If you have a small room, a central perspective works. Here you have to position the camera along the room’s central axis and shoot in direction of the far wall. Remember that the larger the room, the more distance you have from the camera to the far wall.
For a two-point perspective, shoot diagonally into space. It creates a feeling of style and depth. In narrow spaces, it can create an inharmonious and dramatic result. So it is better to go for it in colossal places.
Also, choose your standpoint according to the direction of light and even the mixed light sources.
A quick tip is to shoot at eye level, approximately 6ft above floor level, which produces a natural-looking interior shot. If you have a low-ceiling room, you can shoot from 3ft-4ft above the floor, making it look more spacious. But keep in mind that if you keep the camera low, do not miss on objects and items. Whereas, if you keep the camera above eye level, it emphasizes the depth of distant objects in space.
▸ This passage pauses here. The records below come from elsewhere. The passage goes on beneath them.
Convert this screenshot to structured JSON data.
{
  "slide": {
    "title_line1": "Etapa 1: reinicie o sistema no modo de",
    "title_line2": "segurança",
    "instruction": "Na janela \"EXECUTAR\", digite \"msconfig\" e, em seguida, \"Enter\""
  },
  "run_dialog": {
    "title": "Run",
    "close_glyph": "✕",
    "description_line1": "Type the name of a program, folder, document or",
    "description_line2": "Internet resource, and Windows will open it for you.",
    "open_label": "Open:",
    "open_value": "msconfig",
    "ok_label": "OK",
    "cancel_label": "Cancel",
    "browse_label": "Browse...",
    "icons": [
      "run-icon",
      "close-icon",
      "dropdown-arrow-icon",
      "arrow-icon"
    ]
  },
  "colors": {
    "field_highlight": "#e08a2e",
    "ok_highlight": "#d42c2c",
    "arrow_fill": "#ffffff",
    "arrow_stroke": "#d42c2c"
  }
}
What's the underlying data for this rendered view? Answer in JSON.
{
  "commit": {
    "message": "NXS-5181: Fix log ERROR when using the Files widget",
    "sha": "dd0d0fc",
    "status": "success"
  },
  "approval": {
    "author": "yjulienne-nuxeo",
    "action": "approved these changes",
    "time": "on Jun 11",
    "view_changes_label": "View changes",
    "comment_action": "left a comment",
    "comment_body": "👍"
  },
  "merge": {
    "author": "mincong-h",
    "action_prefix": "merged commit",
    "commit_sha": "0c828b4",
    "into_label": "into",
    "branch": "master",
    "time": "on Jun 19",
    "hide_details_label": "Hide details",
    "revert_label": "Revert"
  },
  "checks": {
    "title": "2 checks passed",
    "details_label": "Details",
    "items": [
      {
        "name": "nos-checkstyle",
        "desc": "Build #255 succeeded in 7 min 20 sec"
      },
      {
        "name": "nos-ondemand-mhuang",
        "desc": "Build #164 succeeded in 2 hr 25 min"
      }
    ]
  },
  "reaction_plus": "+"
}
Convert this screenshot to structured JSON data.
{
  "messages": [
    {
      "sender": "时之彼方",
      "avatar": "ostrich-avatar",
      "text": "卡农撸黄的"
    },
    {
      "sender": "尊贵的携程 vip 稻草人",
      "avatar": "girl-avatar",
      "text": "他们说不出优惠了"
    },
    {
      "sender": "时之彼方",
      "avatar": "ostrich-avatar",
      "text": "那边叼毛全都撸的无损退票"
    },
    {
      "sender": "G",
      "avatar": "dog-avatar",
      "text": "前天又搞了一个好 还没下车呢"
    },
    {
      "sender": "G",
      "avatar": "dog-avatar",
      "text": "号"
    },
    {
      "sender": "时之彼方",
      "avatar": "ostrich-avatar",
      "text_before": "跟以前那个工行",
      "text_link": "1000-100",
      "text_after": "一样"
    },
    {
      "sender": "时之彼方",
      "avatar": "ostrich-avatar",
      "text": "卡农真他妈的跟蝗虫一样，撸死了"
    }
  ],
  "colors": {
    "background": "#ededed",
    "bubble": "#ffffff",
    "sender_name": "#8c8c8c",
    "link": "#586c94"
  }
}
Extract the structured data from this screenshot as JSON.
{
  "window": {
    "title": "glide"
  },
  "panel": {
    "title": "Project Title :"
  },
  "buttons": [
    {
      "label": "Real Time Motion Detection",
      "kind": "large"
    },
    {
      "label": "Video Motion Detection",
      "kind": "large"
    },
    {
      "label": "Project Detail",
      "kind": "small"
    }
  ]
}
The camera settings are the same in the exterior and interior architecture photography, and as promised, I will cover them in a separate article.
I am recommending a few architectural photography online courses that you can attend to master your architecture photography.
Architectural Photography Online Course: The Ones You Would Want to Attend.
Well, learning from scratch is about experimentation and discomfort. Eventually, you figure out every trick but doesn’t it sounds foolish to waste time instead of investing?
Here are the masterclasses to learn most about architecture photography!
- Immersion in Architectural Photography by Jesús Granada.
- Post Production Techniques for Architectural Photography by Daniel Arango.
- Architectonic and Urban Photography by Nicanor Garcia.
And of course, there are a few good books that can work wonders and meantime, give you a good read time. A few recommendations from my side are- Seeing Ambiguity, Maynard L. Parker: Modern Photography and the American Dream, and Architectural Photography: Composition, Capture, and Digital Image Processing – Adrian Schulz.
After learning them and experimenting with tricks, you can capture good shots and progress in your architecture photography career. But, Hey, wait, we are set to explore the editing part. So let us begin with the final part of our article.
Editing Softwares for Everyone.
Once you have good pictures, it is time to edit them on compatible software. You can not miss them as it is a crucial skill for the photographer.
In this section, I am only recommending the ones as per the demands.
1. Adobe Photoshop.
A worthy software to edit your pictures overall with the price starting at $9.63/month. However, if you are a beginner, you will need a lot of time to know the features entirely. But these features help you to get your job done.
2. Corel Paintshop Pro.
For all those who need easy editing software on a budget, it is a perfect fit. Beginners who have little knowledge of editing can create amazing pictures through Corel Paintshop Pro. The full package of the software costs $66.60 lifetime. However, you can not use them on Mac.
If you are a beginner running out of money, Photopea is one of the best free editing tools. The only downside is that it requires a good internet connection and can often lag.
Architecture Photography: The Final Shot.
You are an intelligible soul who grasped so much information in one go. For now, I have given you the complete information on architecture photography, excluding the camera settings and lighting, which I will cover in my next term. Meanwhile, keep experimenting, and feel free to tell me in the comments if you have any questions, and I will be happy to answer them.
Architectural Photography: Composition, Capture and Digital Image Processing by Adrian Schulz.